:: Exercise brief ::
Go through the listing below and return each line that includes "favicon".

##########

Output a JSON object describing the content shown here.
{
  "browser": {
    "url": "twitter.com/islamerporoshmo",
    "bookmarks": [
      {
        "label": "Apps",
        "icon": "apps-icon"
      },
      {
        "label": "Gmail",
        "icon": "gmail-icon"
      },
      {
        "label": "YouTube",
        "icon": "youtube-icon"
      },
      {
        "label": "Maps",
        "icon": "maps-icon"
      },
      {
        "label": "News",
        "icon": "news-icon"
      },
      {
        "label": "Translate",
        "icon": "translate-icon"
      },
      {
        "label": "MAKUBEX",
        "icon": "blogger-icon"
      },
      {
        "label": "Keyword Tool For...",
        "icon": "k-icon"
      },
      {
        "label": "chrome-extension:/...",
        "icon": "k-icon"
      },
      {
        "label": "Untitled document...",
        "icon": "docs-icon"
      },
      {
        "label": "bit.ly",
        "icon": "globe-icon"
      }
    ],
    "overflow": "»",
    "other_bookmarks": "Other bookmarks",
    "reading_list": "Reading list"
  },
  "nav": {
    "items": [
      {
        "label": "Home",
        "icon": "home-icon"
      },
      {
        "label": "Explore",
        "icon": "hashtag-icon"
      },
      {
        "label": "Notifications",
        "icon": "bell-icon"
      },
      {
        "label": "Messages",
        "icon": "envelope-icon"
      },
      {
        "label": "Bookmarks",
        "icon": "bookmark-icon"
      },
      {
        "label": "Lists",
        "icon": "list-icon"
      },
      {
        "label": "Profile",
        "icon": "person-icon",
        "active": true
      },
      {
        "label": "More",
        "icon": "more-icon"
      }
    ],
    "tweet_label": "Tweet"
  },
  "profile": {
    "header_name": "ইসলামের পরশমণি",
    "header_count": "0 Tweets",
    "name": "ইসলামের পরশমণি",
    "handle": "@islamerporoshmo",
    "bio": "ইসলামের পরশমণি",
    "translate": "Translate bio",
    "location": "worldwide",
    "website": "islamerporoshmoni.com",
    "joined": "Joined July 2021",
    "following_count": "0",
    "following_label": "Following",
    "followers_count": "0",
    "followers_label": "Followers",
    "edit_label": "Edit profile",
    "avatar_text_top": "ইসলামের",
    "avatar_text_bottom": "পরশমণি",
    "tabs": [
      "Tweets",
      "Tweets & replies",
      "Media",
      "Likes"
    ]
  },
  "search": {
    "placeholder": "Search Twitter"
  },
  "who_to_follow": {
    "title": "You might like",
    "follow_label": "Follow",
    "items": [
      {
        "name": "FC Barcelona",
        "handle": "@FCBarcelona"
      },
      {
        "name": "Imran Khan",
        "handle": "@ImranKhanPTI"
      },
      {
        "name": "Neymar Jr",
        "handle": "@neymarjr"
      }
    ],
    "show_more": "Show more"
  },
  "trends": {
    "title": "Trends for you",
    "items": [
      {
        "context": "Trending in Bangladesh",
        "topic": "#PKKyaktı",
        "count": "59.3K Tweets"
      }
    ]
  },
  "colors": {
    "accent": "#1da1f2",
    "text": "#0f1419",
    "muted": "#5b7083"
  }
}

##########

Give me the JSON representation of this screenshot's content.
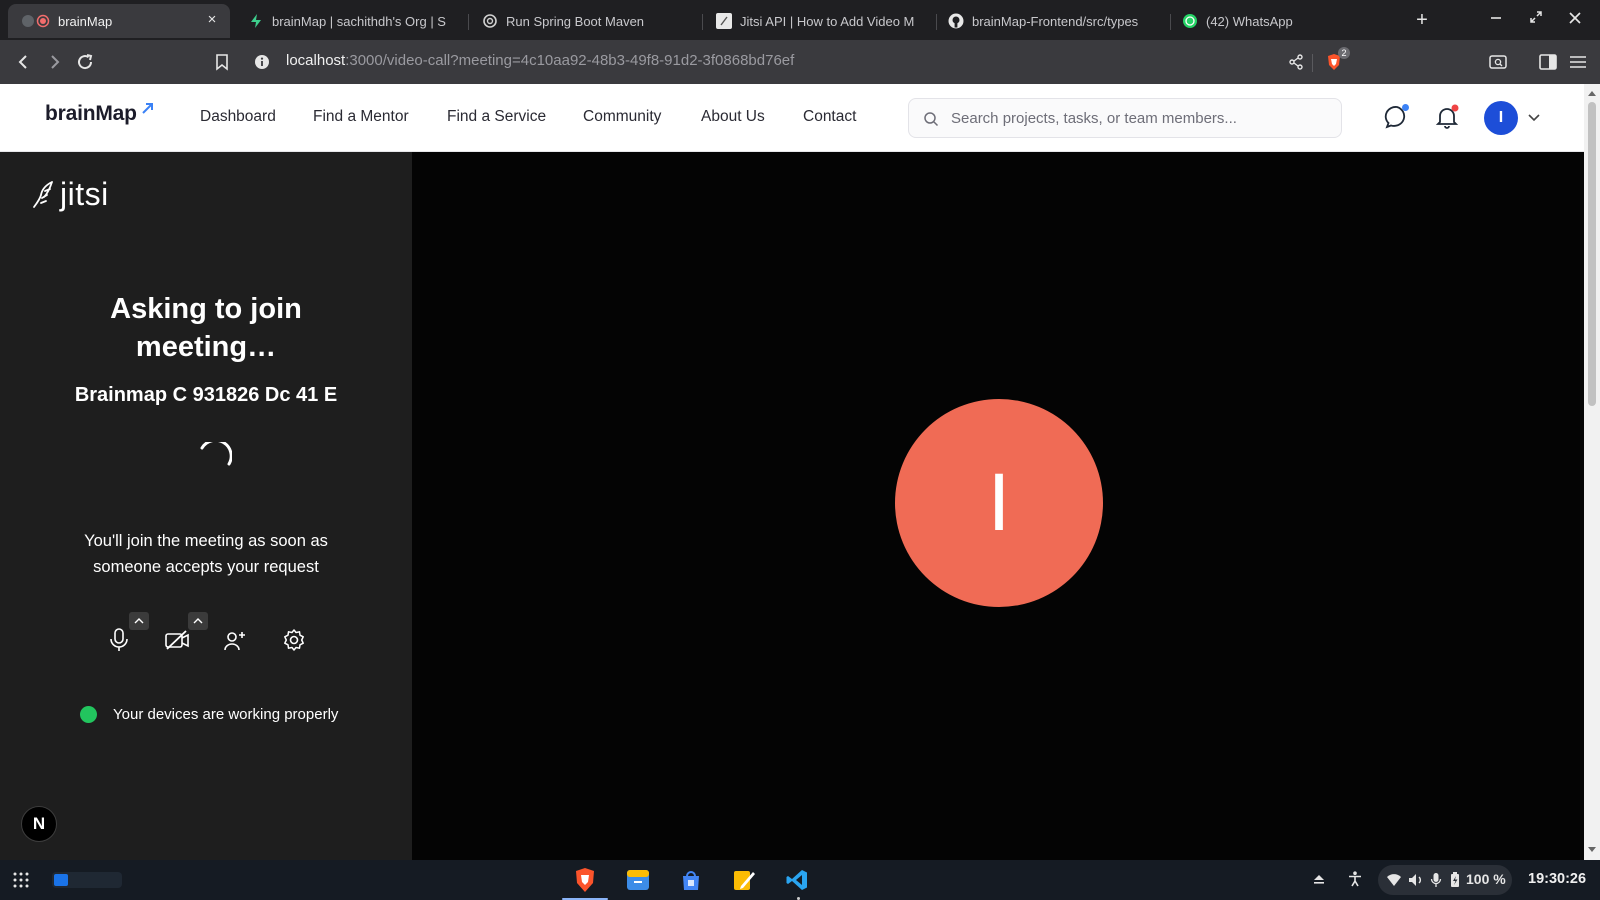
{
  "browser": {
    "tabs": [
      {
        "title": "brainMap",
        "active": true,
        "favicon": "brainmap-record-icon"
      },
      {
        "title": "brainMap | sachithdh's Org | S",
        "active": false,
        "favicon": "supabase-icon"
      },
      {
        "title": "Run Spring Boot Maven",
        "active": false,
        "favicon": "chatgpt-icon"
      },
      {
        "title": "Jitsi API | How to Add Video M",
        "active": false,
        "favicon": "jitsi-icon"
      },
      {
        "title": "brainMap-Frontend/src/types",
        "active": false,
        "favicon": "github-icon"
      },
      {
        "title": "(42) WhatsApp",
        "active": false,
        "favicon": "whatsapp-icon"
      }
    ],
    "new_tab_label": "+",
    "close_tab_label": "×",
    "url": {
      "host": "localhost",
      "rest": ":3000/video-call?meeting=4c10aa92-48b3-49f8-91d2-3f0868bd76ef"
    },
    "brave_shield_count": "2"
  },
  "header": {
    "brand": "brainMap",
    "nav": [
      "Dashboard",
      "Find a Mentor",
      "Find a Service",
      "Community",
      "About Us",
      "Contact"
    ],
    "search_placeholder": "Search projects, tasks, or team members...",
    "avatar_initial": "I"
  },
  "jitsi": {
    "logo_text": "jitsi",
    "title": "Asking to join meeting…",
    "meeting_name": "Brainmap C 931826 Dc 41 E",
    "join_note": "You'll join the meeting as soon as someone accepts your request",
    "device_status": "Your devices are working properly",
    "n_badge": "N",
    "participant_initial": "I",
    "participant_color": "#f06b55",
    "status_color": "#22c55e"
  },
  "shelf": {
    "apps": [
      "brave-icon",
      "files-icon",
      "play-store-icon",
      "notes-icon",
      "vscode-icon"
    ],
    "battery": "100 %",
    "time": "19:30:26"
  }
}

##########

:: Task answer ::
        "favicon": "brainmap-record-icon"
        "favicon": "supabase-icon"
        "favicon": "chatgpt-icon"
        "favicon": "jitsi-icon"
        "favicon": "github-icon"
        "favicon": "whatsapp-icon"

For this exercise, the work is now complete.